Exercise objective –
Write out the listing below in its entirety, minus the pictures, without changing a word.

[[ Given data, beginning ]]

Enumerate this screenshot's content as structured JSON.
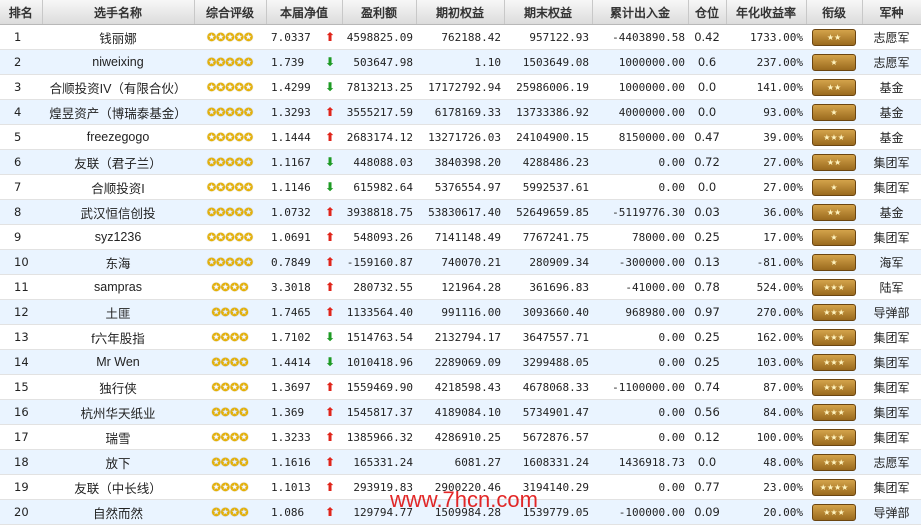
{
  "headers": [
    "排名",
    "选手名称",
    "综合评级",
    "本届净值",
    "盈利额",
    "期初权益",
    "期末权益",
    "累计出入金",
    "仓位",
    "年化收益率",
    "衔级",
    "军种"
  ],
  "watermark": "www.7hcn.com",
  "colors": {
    "up": "#e0251b",
    "down": "#1e9a24",
    "star": "#e8b200",
    "row_alt": "#eaf4ff"
  },
  "rows": [
    {
      "rank": "1",
      "name": "钱丽娜",
      "stars": "✪✪✪✪✪",
      "nav": "7.0337",
      "dir": "up",
      "profit": "4598825.09",
      "start": "762188.42",
      "end": "957122.93",
      "flow": "-4403890.58",
      "pos": "0.42",
      "annual": "1733.00%",
      "rank_badge": "★★",
      "army": "志愿军"
    },
    {
      "rank": "2",
      "name": "niweixing",
      "stars": "✪✪✪✪✪",
      "nav": "1.739",
      "dir": "down",
      "profit": "503647.98",
      "start": "1.10",
      "end": "1503649.08",
      "flow": "1000000.00",
      "pos": "0.6",
      "annual": "237.00%",
      "rank_badge": "★",
      "army": "志愿军"
    },
    {
      "rank": "3",
      "name": "合顺投资IV（有限合伙）",
      "stars": "✪✪✪✪✪",
      "nav": "1.4299",
      "dir": "down",
      "profit": "7813213.25",
      "start": "17172792.94",
      "end": "25986006.19",
      "flow": "1000000.00",
      "pos": "0.0",
      "annual": "141.00%",
      "rank_badge": "★★",
      "army": "基金"
    },
    {
      "rank": "4",
      "name": "煌昱资产（博瑞泰基金）",
      "stars": "✪✪✪✪✪",
      "nav": "1.3293",
      "dir": "up",
      "profit": "3555217.59",
      "start": "6178169.33",
      "end": "13733386.92",
      "flow": "4000000.00",
      "pos": "0.0",
      "annual": "93.00%",
      "rank_badge": "★",
      "army": "基金"
    },
    {
      "rank": "5",
      "name": "freezegogo",
      "stars": "✪✪✪✪✪",
      "nav": "1.1444",
      "dir": "up",
      "profit": "2683174.12",
      "start": "13271726.03",
      "end": "24104900.15",
      "flow": "8150000.00",
      "pos": "0.47",
      "annual": "39.00%",
      "rank_badge": "★★★",
      "army": "基金"
    },
    {
      "rank": "6",
      "name": "友联（君子兰）",
      "stars": "✪✪✪✪✪",
      "nav": "1.1167",
      "dir": "down",
      "profit": "448088.03",
      "start": "3840398.20",
      "end": "4288486.23",
      "flow": "0.00",
      "pos": "0.72",
      "annual": "27.00%",
      "rank_badge": "★★",
      "army": "集团军"
    },
    {
      "rank": "7",
      "name": "合顺投资I",
      "stars": "✪✪✪✪✪",
      "nav": "1.1146",
      "dir": "down",
      "profit": "615982.64",
      "start": "5376554.97",
      "end": "5992537.61",
      "flow": "0.00",
      "pos": "0.0",
      "annual": "27.00%",
      "rank_badge": "★",
      "army": "集团军"
    },
    {
      "rank": "8",
      "name": "武汉恒信创投",
      "stars": "✪✪✪✪✪",
      "nav": "1.0732",
      "dir": "up",
      "profit": "3938818.75",
      "start": "53830617.40",
      "end": "52649659.85",
      "flow": "-5119776.30",
      "pos": "0.03",
      "annual": "36.00%",
      "rank_badge": "★★",
      "army": "基金"
    },
    {
      "rank": "9",
      "name": "syz1236",
      "stars": "✪✪✪✪✪",
      "nav": "1.0691",
      "dir": "up",
      "profit": "548093.26",
      "start": "7141148.49",
      "end": "7767241.75",
      "flow": "78000.00",
      "pos": "0.25",
      "annual": "17.00%",
      "rank_badge": "★",
      "army": "集团军"
    },
    {
      "rank": "10",
      "name": "东海",
      "stars": "✪✪✪✪✪",
      "nav": "0.7849",
      "dir": "up",
      "profit": "-159160.87",
      "start": "740070.21",
      "end": "280909.34",
      "flow": "-300000.00",
      "pos": "0.13",
      "annual": "-81.00%",
      "rank_badge": "★",
      "army": "海军"
    },
    {
      "rank": "11",
      "name": "sampras",
      "stars": "✪✪✪✪",
      "nav": "3.3018",
      "dir": "up",
      "profit": "280732.55",
      "start": "121964.28",
      "end": "361696.83",
      "flow": "-41000.00",
      "pos": "0.78",
      "annual": "524.00%",
      "rank_badge": "★★★",
      "army": "陆军"
    },
    {
      "rank": "12",
      "name": "土匪",
      "stars": "✪✪✪✪",
      "nav": "1.7465",
      "dir": "up",
      "profit": "1133564.40",
      "start": "991116.00",
      "end": "3093660.40",
      "flow": "968980.00",
      "pos": "0.97",
      "annual": "270.00%",
      "rank_badge": "★★★",
      "army": "导弹部"
    },
    {
      "rank": "13",
      "name": "f六年股指",
      "stars": "✪✪✪✪",
      "nav": "1.7102",
      "dir": "down",
      "profit": "1514763.54",
      "start": "2132794.17",
      "end": "3647557.71",
      "flow": "0.00",
      "pos": "0.25",
      "annual": "162.00%",
      "rank_badge": "★★★",
      "army": "集团军"
    },
    {
      "rank": "14",
      "name": "Mr Wen",
      "stars": "✪✪✪✪",
      "nav": "1.4414",
      "dir": "down",
      "profit": "1010418.96",
      "start": "2289069.09",
      "end": "3299488.05",
      "flow": "0.00",
      "pos": "0.25",
      "annual": "103.00%",
      "rank_badge": "★★★",
      "army": "集团军"
    },
    {
      "rank": "15",
      "name": "独行侠",
      "stars": "✪✪✪✪",
      "nav": "1.3697",
      "dir": "up",
      "profit": "1559469.90",
      "start": "4218598.43",
      "end": "4678068.33",
      "flow": "-1100000.00",
      "pos": "0.74",
      "annual": "87.00%",
      "rank_badge": "★★★",
      "army": "集团军"
    },
    {
      "rank": "16",
      "name": "杭州华天纸业",
      "stars": "✪✪✪✪",
      "nav": "1.369",
      "dir": "up",
      "profit": "1545817.37",
      "start": "4189084.10",
      "end": "5734901.47",
      "flow": "0.00",
      "pos": "0.56",
      "annual": "84.00%",
      "rank_badge": "★★★",
      "army": "集团军"
    },
    {
      "rank": "17",
      "name": "瑞雪",
      "stars": "✪✪✪✪",
      "nav": "1.3233",
      "dir": "up",
      "profit": "1385966.32",
      "start": "4286910.25",
      "end": "5672876.57",
      "flow": "0.00",
      "pos": "0.12",
      "annual": "100.00%",
      "rank_badge": "★★★",
      "army": "集团军"
    },
    {
      "rank": "18",
      "name": "放下",
      "stars": "✪✪✪✪",
      "nav": "1.1616",
      "dir": "up",
      "profit": "165331.24",
      "start": "6081.27",
      "end": "1608331.24",
      "flow": "1436918.73",
      "pos": "0.0",
      "annual": "48.00%",
      "rank_badge": "★★★",
      "army": "志愿军"
    },
    {
      "rank": "19",
      "name": "友联（中长线）",
      "stars": "✪✪✪✪",
      "nav": "1.1013",
      "dir": "up",
      "profit": "293919.83",
      "start": "2900220.46",
      "end": "3194140.29",
      "flow": "0.00",
      "pos": "0.77",
      "annual": "23.00%",
      "rank_badge": "★★★★",
      "army": "集团军"
    },
    {
      "rank": "20",
      "name": "自然而然",
      "stars": "✪✪✪✪",
      "nav": "1.086",
      "dir": "up",
      "profit": "129794.77",
      "start": "1509984.28",
      "end": "1539779.05",
      "flow": "-100000.00",
      "pos": "0.09",
      "annual": "20.00%",
      "rank_badge": "★★★",
      "army": "导弹部"
    }
  ]
}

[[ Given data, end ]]

Output –
Enumerate this screenshot's content as structured JSON.
{
  "headers": [
    "排名",
    "选手名称",
    "综合评级",
    "本届净值",
    "盈利额",
    "期初权益",
    "期末权益",
    "累计出入金",
    "仓位",
    "年化收益率",
    "衔级",
    "军种"
  ],
  "watermark": "www.7hcn.com",
  "colors": {
    "up": "#e0251b",
    "down": "#1e9a24",
    "star": "#e8b200",
    "row_alt": "#eaf4ff"
  },
  "rows": [
    {
      "rank": "1",
      "name": "钱丽娜",
      "stars": "✪✪✪✪✪",
      "nav": "7.0337",
      "dir": "up",
      "profit": "4598825.09",
      "start": "762188.42",
      "end": "957122.93",
      "flow": "-4403890.58",
      "pos": "0.42",
      "annual": "1733.00%",
      "rank_badge": "★★",
      "army": "志愿军"
    },
    {
      "rank": "2",
      "name": "niweixing",
      "stars": "✪✪✪✪✪",
      "nav": "1.739",
      "dir": "down",
      "profit": "503647.98",
      "start": "1.10",
      "end": "1503649.08",
      "flow": "1000000.00",
      "pos": "0.6",
      "annual": "237.00%",
      "rank_badge": "★",
      "army": "志愿军"
    },
    {
      "rank": "3",
      "name": "合顺投资IV（有限合伙）",
      "stars": "✪✪✪✪✪",
      "nav": "1.4299",
      "dir": "down",
      "profit": "7813213.25",
      "start": "17172792.94",
      "end": "25986006.19",
      "flow": "1000000.00",
      "pos": "0.0",
      "annual": "141.00%",
      "rank_badge": "★★",
      "army": "基金"
    },
    {
      "rank": "4",
      "name": "煌昱资产（博瑞泰基金）",
      "stars": "✪✪✪✪✪",
      "nav": "1.3293",
      "dir": "up",
      "profit": "3555217.59",
      "start": "6178169.33",
      "end": "13733386.92",
      "flow": "4000000.00",
      "pos": "0.0",
      "annual": "93.00%",
      "rank_badge": "★",
      "army": "基金"
    },
    {
      "rank": "5",
      "name": "freezegogo",
      "stars": "✪✪✪✪✪",
      "nav": "1.1444",
      "dir": "up",
      "profit": "2683174.12",
      "start": "13271726.03",
      "end": "24104900.15",
      "flow": "8150000.00",
      "pos": "0.47",
      "annual": "39.00%",
      "rank_badge": "★★★",
      "army": "基金"
    },
    {
      "rank": "6",
      "name": "友联（君子兰）",
      "stars": "✪✪✪✪✪",
      "nav": "1.1167",
      "dir": "down",
      "profit": "448088.03",
      "start": "3840398.20",
      "end": "4288486.23",
      "flow": "0.00",
      "pos": "0.72",
      "annual": "27.00%",
      "rank_badge": "★★",
      "army": "集团军"
    },
    {
      "rank": "7",
      "name": "合顺投资I",
      "stars": "✪✪✪✪✪",
      "nav": "1.1146",
      "dir": "down",
      "profit": "615982.64",
      "start": "5376554.97",
      "end": "5992537.61",
      "flow": "0.00",
      "pos": "0.0",
      "annual": "27.00%",
      "rank_badge": "★",
      "army": "集团军"
    },
    {
      "rank": "8",
      "name": "武汉恒信创投",
      "stars": "✪✪✪✪✪",
      "nav": "1.0732",
      "dir": "up",
      "profit": "3938818.75",
      "start": "53830617.40",
      "end": "52649659.85",
      "flow": "-5119776.30",
      "pos": "0.03",
      "annual": "36.00%",
      "rank_badge": "★★",
      "army": "基金"
    },
    {
      "rank": "9",
      "name": "syz1236",
      "stars": "✪✪✪✪✪",
      "nav": "1.0691",
      "dir": "up",
      "profit": "548093.26",
      "start": "7141148.49",
      "end": "7767241.75",
      "flow": "78000.00",
      "pos": "0.25",
      "annual": "17.00%",
      "rank_badge": "★",
      "army": "集团军"
    },
    {
      "rank": "10",
      "name": "东海",
      "stars": "✪✪✪✪✪",
      "nav": "0.7849",
      "dir": "up",
      "profit": "-159160.87",
      "start": "740070.21",
      "end": "280909.34",
      "flow": "-300000.00",
      "pos": "0.13",
      "annual": "-81.00%",
      "rank_badge": "★",
      "army": "海军"
    },
    {
      "rank": "11",
      "name": "sampras",
      "stars": "✪✪✪✪",
      "nav": "3.3018",
      "dir": "up",
      "profit": "280732.55",
      "start": "121964.28",
      "end": "361696.83",
      "flow": "-41000.00",
      "pos": "0.78",
      "annual": "524.00%",
      "rank_badge": "★★★",
      "army": "陆军"
    },
    {
      "rank": "12",
      "name": "土匪",
      "stars": "✪✪✪✪",
      "nav": "1.7465",
      "dir": "up",
      "profit": "1133564.40",
      "start": "991116.00",
      "end": "3093660.40",
      "flow": "968980.00",
      "pos": "0.97",
      "annual": "270.00%",
      "rank_badge": "★★★",
      "army": "导弹部"
    },
    {
      "rank": "13",
      "name": "f六年股指",
      "stars": "✪✪✪✪",
      "nav": "1.7102",
      "dir": "down",
      "profit": "1514763.54",
      "start": "2132794.17",
      "end": "3647557.71",
      "flow": "0.00",
      "pos": "0.25",
      "annual": "162.00%",
      "rank_badge": "★★★",
      "army": "集团军"
    },
    {
      "rank": "14",
      "name": "Mr Wen",
      "stars": "✪✪✪✪",
      "nav": "1.4414",
      "dir": "down",
      "profit": "1010418.96",
      "start": "2289069.09",
      "end": "3299488.05",
      "flow": "0.00",
      "pos": "0.25",
      "annual": "103.00%",
      "rank_badge": "★★★",
      "army": "集团军"
    },
    {
      "rank": "15",
      "name": "独行侠",
      "stars": "✪✪✪✪",
      "nav": "1.3697",
      "dir": "up",
      "profit": "1559469.90",
      "start": "4218598.43",
      "end": "4678068.33",
      "flow": "-1100000.00",
      "pos": "0.74",
      "annual": "87.00%",
      "rank_badge": "★★★",
      "army": "集团军"
    },
    {
      "rank": "16",
      "name": "杭州华天纸业",
      "stars": "✪✪✪✪",
      "nav": "1.369",
      "dir": "up",
      "profit": "1545817.37",
      "start": "4189084.10",
      "end": "5734901.47",
      "flow": "0.00",
      "pos": "0.56",
      "annual": "84.00%",
      "rank_badge": "★★★",
      "army": "集团军"
    },
    {
      "rank": "17",
      "name": "瑞雪",
      "stars": "✪✪✪✪",
      "nav": "1.3233",
      "dir": "up",
      "profit": "1385966.32",
      "start": "4286910.25",
      "end": "5672876.57",
      "flow": "0.00",
      "pos": "0.12",
      "annual": "100.00%",
      "rank_badge": "★★★",
      "army": "集团军"
    },
    {
      "rank": "18",
      "name": "放下",
      "stars": "✪✪✪✪",
      "nav": "1.1616",
      "dir": "up",
      "profit": "165331.24",
      "start": "6081.27",
      "end": "1608331.24",
      "flow": "1436918.73",
      "pos": "0.0",
      "annual": "48.00%",
      "rank_badge": "★★★",
      "army": "志愿军"
    },
    {
      "rank": "19",
      "name": "友联（中长线）",
      "stars": "✪✪✪✪",
      "nav": "1.1013",
      "dir": "up",
      "profit": "293919.83",
      "start": "2900220.46",
      "end": "3194140.29",
      "flow": "0.00",
      "pos": "0.77",
      "annual": "23.00%",
      "rank_badge": "★★★★",
      "army": "集团军"
    },
    {
      "rank": "20",
      "name": "自然而然",
      "stars": "✪✪✪✪",
      "nav": "1.086",
      "dir": "up",
      "profit": "129794.77",
      "start": "1509984.28",
      "end": "1539779.05",
      "flow": "-100000.00",
      "pos": "0.09",
      "annual": "20.00%",
      "rank_badge": "★★★",
      "army": "导弹部"
    }
  ]
}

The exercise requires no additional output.